• _Problem to work on_
Print, exactly and completely, every entry in the data.

• _Recorded data_
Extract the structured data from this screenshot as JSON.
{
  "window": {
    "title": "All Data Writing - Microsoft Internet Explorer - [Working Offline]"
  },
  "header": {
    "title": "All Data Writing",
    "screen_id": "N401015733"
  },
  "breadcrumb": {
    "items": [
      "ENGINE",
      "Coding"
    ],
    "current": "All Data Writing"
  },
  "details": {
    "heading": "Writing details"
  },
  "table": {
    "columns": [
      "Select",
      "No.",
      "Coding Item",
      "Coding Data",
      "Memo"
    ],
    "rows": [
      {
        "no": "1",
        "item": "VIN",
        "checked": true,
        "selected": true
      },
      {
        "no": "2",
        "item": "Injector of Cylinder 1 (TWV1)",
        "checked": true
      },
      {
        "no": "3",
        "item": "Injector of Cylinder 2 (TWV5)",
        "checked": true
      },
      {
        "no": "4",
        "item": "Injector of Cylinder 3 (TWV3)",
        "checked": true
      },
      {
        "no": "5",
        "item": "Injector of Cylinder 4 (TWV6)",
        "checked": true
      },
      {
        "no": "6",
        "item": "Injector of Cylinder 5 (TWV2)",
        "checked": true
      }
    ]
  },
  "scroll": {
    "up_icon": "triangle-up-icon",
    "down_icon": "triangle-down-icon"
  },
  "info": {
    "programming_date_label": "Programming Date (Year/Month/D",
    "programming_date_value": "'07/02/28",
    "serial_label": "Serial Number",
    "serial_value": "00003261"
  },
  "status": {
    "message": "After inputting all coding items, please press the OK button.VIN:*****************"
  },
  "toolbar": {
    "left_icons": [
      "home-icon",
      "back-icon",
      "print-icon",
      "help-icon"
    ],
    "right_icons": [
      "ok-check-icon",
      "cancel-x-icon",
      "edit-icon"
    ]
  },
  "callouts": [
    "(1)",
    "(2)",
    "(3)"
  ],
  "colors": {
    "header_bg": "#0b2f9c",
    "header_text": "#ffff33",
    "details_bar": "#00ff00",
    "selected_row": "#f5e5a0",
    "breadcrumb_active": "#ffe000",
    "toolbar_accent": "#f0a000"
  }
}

• _Solution below_
Extract the structured data from this screenshot as JSON.
{
  "window": {
    "title": "All Data Writing - Microsoft Internet Explorer - [Working Offline]"
  },
  "header": {
    "title": "All Data Writing",
    "screen_id": "N401015733"
  },
  "breadcrumb": {
    "items": [
      "ENGINE",
      "Coding"
    ],
    "current": "All Data Writing"
  },
  "details": {
    "heading": "Writing details"
  },
  "table": {
    "columns": [
      "Select",
      "No.",
      "Coding Item",
      "Coding Data",
      "Memo"
    ],
    "rows": [
      {
        "no": "1",
        "item": "VIN",
        "checked": true,
        "selected": true
      },
      {
        "no": "2",
        "item": "Injector of Cylinder 1 (TWV1)",
        "checked": true
      },
      {
        "no": "3",
        "item": "Injector of Cylinder 2 (TWV5)",
        "checked": true
      },
      {
        "no": "4",
        "item": "Injector of Cylinder 3 (TWV3)",
        "checked": true
      },
      {
        "no": "5",
        "item": "Injector of Cylinder 4 (TWV6)",
        "checked": true
      },
      {
        "no": "6",
        "item": "Injector of Cylinder 5 (TWV2)",
        "checked": true
      }
    ]
  },
  "scroll": {
    "up_icon": "triangle-up-icon",
    "down_icon": "triangle-down-icon"
  },
  "info": {
    "programming_date_label": "Programming Date (Year/Month/D",
    "programming_date_value": "'07/02/28",
    "serial_label": "Serial Number",
    "serial_value": "00003261"
  },
  "status": {
    "message": "After inputting all coding items, please press the OK button.VIN:*****************"
  },
  "toolbar": {
    "left_icons": [
      "home-icon",
      "back-icon",
      "print-icon",
      "help-icon"
    ],
    "right_icons": [
      "ok-check-icon",
      "cancel-x-icon",
      "edit-icon"
    ]
  },
  "callouts": [
    "(1)",
    "(2)",
    "(3)"
  ],
  "colors": {
    "header_bg": "#0b2f9c",
    "header_text": "#ffff33",
    "details_bar": "#00ff00",
    "selected_row": "#f5e5a0",
    "breadcrumb_active": "#ffe000",
    "toolbar_accent": "#f0a000"
  }
}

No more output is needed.